Mary Magdalene, Frederick Sandys, 1859, Delaware Art Museum
Today the church commemorates Mary Magdalene.
As a New Testament figure in the art and imagination of the Christian world, Mary Magdalene ranks behind Jesus, Mary his mother, and John the Baptist. Legends of Mary Magdalene abound through the Christian centuries, some of them conflated from the several women of the same name. There are up to seven women with the name Mary in the New Testament. Magdalene (from the village of Magdala on the sea of Galilea) must have been the leader of a group of women who accompanied Jesus.
In church teaching and in the life of the corporate church, Mary has been set aside. This is a simplified way of putting the matter: John the Baptist represents the ascetic, prophetic, legalistic side of Christian teaching. Church people, Lutheran church people included, like the moralistic, righteous and self-righteous John the Baptist. They (we) like what he said and we find it easy to accept or reject him. Fundamentalists and atheists, who are like opposite sides of the same literalist coin, think of the Christian faith in absolute terms.
Mary Magdalene represents the earthly, sensuous, emotional, ambiguous, committed part of Christian experience. According to the gospel record she is faithful to Jesus and is around even when events are painful and confusing. She makes mistakes, but she is unfailingly present.

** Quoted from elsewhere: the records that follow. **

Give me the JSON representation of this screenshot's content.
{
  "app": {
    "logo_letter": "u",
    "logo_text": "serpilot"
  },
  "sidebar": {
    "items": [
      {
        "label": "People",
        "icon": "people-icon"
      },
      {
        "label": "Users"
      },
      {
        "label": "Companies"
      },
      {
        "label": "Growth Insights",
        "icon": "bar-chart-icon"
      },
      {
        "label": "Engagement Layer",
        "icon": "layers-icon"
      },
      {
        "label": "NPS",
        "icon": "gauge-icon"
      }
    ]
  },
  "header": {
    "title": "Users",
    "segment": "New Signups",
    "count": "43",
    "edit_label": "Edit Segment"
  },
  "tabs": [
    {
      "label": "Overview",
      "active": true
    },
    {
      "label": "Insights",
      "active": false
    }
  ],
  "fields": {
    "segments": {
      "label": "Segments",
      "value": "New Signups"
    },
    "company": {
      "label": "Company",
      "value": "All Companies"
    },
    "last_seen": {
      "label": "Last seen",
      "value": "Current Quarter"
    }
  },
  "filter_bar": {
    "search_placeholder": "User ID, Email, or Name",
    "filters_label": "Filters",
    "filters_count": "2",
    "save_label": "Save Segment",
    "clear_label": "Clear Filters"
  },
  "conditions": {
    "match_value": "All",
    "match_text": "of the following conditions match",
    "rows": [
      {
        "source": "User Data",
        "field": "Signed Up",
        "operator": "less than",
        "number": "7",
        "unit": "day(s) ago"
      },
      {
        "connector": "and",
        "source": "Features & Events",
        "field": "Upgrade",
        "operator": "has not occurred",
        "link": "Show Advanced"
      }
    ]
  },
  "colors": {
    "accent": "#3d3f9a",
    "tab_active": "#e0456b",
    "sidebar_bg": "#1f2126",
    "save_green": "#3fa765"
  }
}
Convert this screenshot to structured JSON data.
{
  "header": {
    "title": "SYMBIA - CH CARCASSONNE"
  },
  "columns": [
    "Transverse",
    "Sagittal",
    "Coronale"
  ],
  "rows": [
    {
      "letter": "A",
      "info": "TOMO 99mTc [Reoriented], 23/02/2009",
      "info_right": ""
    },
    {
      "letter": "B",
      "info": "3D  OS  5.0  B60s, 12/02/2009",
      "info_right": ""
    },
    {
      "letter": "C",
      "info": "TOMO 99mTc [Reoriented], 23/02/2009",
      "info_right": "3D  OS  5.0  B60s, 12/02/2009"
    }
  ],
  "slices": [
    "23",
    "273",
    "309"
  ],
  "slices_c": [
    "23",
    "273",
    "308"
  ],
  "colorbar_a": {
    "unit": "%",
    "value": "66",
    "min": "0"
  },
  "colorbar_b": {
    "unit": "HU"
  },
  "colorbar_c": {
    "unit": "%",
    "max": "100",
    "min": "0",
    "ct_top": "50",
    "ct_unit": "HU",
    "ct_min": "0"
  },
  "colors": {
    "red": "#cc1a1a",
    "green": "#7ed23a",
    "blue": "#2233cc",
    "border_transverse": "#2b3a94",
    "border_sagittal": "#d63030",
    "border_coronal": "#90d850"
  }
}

Just as I tell you that Protestant Christians need to reclaim Mary the Mother of Jesus, the wider Christian Church needs Mary Magdalene as well, as much as it needs the Blessed Mother. When things don’t go as expected, we will find Mary Magdalene there beside us. It may take hundreds of years to bring her back. I’m praying it won’t take that long.